Top of Data excerpts

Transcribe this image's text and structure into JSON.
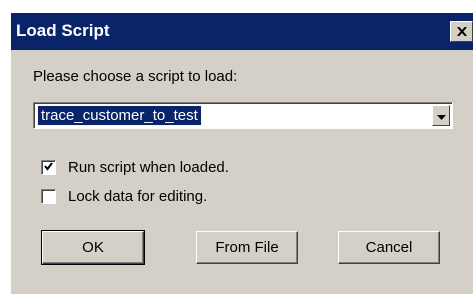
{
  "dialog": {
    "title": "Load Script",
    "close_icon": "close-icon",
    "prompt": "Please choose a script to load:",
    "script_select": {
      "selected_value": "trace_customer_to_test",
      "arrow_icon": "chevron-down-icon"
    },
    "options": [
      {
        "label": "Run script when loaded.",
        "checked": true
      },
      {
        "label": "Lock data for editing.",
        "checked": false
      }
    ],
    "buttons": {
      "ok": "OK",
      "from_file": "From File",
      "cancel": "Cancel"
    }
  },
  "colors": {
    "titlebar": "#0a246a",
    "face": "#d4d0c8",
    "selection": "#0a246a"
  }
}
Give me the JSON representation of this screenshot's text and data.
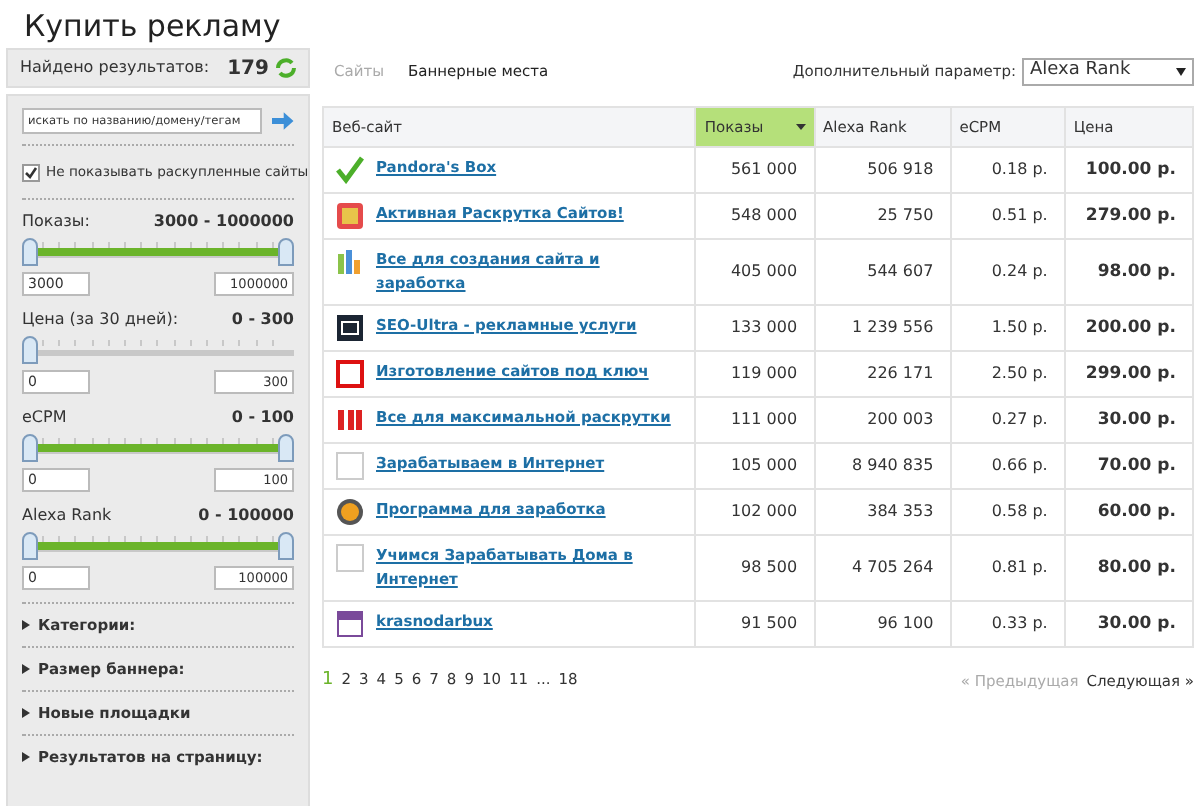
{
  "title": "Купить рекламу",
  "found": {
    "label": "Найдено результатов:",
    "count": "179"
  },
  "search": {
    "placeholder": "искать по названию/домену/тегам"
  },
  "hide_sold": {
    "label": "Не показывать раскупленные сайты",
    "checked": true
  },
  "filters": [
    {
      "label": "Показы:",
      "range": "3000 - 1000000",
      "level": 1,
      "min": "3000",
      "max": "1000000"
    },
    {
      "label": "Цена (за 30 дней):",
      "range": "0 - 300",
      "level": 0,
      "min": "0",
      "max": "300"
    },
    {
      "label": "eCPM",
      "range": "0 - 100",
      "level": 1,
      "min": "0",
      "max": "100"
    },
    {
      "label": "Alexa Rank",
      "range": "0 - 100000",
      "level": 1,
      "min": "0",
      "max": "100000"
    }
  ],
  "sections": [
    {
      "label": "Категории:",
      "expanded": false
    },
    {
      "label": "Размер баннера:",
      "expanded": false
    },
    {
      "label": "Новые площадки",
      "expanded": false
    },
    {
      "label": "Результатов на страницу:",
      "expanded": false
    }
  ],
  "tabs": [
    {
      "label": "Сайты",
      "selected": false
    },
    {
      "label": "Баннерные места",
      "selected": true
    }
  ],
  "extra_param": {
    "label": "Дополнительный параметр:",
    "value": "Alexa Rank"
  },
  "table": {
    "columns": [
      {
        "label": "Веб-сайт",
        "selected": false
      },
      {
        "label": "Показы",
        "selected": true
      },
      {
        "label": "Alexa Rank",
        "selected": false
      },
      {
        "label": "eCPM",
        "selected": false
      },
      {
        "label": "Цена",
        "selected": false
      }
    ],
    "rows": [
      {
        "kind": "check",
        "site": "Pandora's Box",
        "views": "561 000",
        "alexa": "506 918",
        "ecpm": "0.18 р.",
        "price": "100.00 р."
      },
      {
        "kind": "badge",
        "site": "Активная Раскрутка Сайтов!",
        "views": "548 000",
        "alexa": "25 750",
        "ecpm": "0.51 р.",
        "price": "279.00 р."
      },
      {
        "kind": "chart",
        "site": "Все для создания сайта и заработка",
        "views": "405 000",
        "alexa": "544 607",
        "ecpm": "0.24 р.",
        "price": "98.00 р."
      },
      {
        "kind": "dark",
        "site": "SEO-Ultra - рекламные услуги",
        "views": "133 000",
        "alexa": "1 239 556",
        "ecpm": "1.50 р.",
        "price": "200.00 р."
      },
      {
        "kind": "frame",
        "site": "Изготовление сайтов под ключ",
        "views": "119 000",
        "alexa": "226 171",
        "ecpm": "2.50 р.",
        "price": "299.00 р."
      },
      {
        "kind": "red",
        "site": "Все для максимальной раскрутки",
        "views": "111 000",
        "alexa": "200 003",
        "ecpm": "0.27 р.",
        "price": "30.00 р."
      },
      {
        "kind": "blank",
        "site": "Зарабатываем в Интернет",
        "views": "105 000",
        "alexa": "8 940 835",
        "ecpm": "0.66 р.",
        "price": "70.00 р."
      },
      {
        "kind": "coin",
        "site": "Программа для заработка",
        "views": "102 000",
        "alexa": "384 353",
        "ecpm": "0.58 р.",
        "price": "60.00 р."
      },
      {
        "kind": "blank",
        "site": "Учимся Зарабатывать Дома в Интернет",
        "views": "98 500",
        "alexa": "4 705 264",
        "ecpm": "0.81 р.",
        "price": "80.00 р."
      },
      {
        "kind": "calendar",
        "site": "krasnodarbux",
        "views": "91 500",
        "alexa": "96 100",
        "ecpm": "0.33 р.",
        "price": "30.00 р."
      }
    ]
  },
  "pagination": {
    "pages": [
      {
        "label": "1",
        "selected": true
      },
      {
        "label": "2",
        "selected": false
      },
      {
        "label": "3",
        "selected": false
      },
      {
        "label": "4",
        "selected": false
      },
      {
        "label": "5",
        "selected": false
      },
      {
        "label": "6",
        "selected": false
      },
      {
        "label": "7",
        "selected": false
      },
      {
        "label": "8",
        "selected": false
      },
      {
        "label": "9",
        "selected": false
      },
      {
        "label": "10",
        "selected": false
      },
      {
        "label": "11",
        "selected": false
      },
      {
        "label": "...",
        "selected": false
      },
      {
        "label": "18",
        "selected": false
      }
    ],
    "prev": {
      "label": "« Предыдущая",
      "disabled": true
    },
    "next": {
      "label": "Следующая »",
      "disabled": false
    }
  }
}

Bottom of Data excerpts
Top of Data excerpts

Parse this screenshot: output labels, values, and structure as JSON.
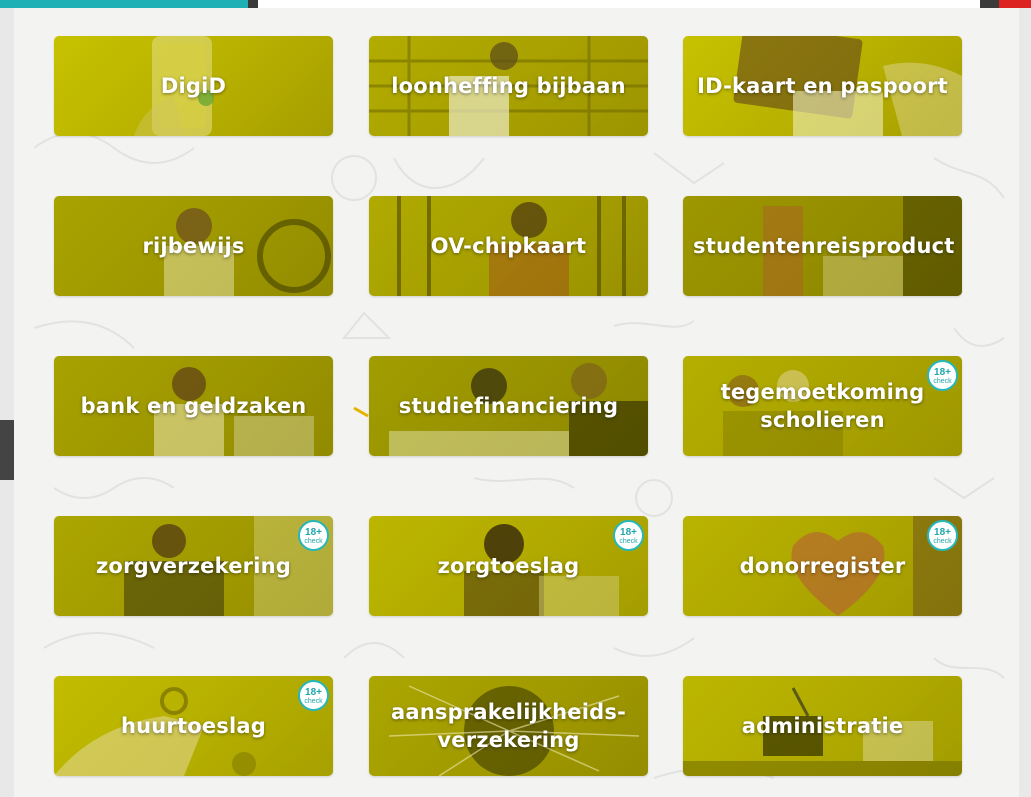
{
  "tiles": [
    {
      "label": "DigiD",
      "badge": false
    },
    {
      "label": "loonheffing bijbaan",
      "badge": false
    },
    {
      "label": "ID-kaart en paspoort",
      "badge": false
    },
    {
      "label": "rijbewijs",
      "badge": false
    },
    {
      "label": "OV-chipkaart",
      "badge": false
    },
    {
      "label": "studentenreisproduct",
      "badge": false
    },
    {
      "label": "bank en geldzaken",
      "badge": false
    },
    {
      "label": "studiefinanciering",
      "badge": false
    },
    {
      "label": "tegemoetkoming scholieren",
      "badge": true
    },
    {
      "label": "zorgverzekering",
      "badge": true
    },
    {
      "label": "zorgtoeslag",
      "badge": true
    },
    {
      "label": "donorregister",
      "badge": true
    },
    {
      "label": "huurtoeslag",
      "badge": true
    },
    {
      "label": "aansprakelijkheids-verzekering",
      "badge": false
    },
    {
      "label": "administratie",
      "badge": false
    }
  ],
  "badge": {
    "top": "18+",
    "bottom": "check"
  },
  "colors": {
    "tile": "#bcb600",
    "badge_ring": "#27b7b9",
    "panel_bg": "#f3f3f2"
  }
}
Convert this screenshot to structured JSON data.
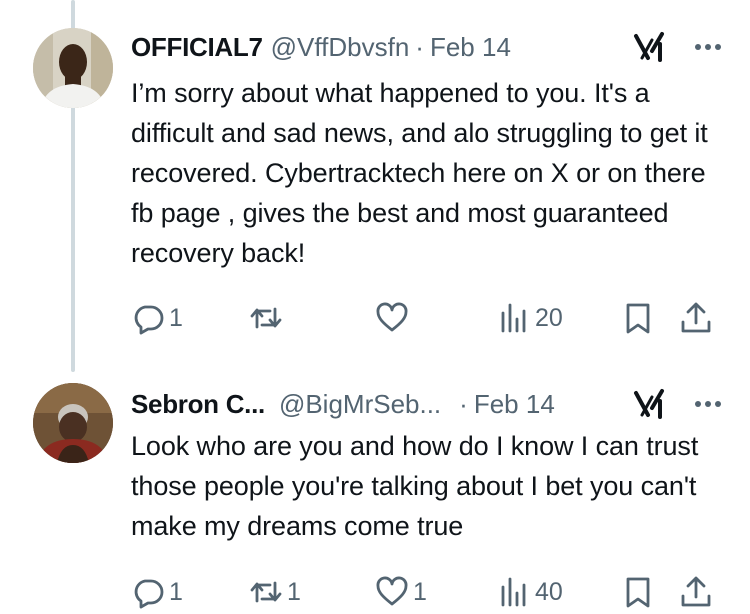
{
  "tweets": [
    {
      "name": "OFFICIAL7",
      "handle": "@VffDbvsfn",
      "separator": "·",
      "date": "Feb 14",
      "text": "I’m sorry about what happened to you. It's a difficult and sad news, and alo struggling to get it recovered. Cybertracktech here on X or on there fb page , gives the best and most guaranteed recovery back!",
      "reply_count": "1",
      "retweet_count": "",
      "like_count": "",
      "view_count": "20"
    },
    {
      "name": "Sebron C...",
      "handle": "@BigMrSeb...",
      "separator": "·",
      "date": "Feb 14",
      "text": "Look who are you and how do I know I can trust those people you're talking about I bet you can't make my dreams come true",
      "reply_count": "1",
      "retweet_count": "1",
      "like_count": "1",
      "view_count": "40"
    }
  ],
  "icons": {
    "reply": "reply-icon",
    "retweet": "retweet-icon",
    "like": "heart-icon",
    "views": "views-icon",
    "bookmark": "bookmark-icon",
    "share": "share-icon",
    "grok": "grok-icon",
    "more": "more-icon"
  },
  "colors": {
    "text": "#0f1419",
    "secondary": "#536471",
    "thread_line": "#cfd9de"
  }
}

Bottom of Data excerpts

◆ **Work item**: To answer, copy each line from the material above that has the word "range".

◆ **Result for this task**:
      "range": "3000 - 1000000",
      "range": "0 - 300",
      "range": "0 - 100",
      "range": "0 - 100000",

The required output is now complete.